When listening to Feigenbaum’s research at the last SoME seminar, however, I reflected that I was drawing artificial distinctions between food sharing (which I saw as a practice) and pamphlets, websites and social media (which I saw as communication). I also often found myself treating these things separately, and reflecting on the strengths and weaknesses of each platform, or how they could work together to compensate for these limitations, rather than taking the more holistic approach that is offered by understanding these practices as being interrelated (as in Treré’s work). If, instead, food is – firstly – understood as media in its own right and, secondly, situated as part of a complex communication ecology, then it becomes possible to grasp its role, and protest potentials, more clearly. In the context of the give-aways, food can be understood as a media which has affordances that emerge through its relationships with the other media involved.

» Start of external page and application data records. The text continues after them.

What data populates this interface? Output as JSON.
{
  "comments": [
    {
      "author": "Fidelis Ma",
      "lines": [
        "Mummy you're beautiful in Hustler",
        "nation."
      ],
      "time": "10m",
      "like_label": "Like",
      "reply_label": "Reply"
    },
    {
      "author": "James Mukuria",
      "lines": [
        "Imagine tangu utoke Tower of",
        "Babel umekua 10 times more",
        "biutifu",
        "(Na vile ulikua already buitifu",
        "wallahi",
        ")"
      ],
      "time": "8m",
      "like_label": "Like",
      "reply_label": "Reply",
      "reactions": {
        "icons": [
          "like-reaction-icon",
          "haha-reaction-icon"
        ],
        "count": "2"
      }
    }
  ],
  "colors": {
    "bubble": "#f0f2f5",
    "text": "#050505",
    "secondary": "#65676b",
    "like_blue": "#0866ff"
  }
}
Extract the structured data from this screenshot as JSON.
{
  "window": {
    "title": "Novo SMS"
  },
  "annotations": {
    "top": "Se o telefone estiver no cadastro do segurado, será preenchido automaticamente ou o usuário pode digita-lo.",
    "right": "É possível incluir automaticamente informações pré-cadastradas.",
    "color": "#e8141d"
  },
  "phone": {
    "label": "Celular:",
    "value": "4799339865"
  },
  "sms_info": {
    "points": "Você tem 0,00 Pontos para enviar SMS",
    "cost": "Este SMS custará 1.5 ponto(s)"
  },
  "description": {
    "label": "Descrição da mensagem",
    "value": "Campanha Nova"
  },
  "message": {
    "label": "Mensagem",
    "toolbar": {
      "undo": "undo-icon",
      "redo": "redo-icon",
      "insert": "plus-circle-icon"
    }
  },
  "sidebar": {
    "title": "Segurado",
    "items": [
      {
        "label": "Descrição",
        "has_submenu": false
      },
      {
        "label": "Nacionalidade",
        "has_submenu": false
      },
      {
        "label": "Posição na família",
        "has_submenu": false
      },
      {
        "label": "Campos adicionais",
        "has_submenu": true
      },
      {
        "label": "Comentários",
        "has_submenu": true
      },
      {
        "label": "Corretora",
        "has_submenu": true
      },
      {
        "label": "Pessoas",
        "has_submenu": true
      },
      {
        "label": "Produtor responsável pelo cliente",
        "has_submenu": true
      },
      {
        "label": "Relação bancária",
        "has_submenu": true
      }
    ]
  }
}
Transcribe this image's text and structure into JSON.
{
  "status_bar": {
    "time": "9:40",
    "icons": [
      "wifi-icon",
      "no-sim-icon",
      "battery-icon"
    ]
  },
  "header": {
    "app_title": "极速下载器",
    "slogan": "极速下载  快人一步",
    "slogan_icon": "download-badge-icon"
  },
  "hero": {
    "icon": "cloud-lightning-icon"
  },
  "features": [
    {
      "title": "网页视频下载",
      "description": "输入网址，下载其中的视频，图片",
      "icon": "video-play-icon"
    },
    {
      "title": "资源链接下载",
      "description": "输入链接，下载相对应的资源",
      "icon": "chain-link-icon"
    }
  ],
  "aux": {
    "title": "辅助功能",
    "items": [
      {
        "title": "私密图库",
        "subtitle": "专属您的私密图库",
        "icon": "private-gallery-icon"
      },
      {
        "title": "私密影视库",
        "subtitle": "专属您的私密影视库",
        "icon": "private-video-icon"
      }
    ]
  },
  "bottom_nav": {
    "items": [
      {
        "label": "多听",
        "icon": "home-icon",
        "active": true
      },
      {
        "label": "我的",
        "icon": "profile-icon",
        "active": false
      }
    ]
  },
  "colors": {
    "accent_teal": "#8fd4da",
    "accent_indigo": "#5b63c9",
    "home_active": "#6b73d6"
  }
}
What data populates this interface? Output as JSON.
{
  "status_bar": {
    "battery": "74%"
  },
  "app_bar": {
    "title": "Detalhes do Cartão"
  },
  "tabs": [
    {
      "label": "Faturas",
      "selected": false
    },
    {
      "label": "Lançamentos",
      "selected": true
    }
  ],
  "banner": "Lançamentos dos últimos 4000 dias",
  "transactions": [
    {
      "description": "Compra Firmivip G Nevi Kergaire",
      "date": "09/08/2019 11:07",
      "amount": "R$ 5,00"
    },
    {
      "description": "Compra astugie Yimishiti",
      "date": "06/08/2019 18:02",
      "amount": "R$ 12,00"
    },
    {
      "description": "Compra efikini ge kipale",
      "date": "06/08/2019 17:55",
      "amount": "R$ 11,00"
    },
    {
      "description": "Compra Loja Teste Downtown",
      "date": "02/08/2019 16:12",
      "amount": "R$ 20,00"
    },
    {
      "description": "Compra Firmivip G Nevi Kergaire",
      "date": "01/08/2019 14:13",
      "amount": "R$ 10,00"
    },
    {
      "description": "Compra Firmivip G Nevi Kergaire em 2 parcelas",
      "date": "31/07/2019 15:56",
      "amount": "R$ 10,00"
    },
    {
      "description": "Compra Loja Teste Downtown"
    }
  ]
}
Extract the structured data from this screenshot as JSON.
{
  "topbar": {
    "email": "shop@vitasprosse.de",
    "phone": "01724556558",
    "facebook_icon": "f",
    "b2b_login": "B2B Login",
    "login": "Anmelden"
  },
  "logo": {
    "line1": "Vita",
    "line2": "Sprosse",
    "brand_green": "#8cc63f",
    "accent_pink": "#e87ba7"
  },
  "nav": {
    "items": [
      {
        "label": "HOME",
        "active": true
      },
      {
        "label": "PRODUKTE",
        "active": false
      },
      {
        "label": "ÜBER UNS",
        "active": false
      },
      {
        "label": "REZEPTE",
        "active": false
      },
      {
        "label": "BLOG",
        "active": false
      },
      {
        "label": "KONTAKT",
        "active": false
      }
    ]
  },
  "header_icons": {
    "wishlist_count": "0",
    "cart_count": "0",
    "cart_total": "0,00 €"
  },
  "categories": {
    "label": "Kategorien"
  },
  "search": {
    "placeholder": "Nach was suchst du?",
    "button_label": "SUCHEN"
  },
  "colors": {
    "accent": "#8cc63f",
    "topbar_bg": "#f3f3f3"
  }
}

To clarify what I mean by this, burgers served in McDonald’s clearly convey different meaning to the burgers cooked outside, which – due to their location, being free and being vegan – communicate oppositional ideas about public space, commercialisation, and animal rights (to give a few examples). The specific resonances the veggie burgers assume, moreover, shift depending on their relation with the other media involved in the campaign, which doesn’t just include the pamphlets that are being distributed but the way the stall is arranged, who is present and what discussions are had.
Thinking through food’s role as part of a broader media ecology, of on- and offline communication practices, is a helpful way of reflecting on the different affordances and constraints of the varied platforms being used, and how tinkering with these relationships could alter these affordances to reach new audiences or make communication more effective. Food, in this context, can be seen as a powerful communicative tool, which both expresses critical meaning, and enacts new – if temporary – forms of social relations. Whilst, in themselves, pamphlets, websites, social media, burgers, or verbal discussion might have their limitations, by refusing to isolate these media and understanding them as part of a complex ecology of communicative practices, the value of different tactics for polyvocal protest can become clearer. The theoretical framings of media discussed here, therefore, are not just helpful for conceptualising activist media practices, but for assessing the context-specific value of different media for communicating complex, interrelated, issues to diverse publics.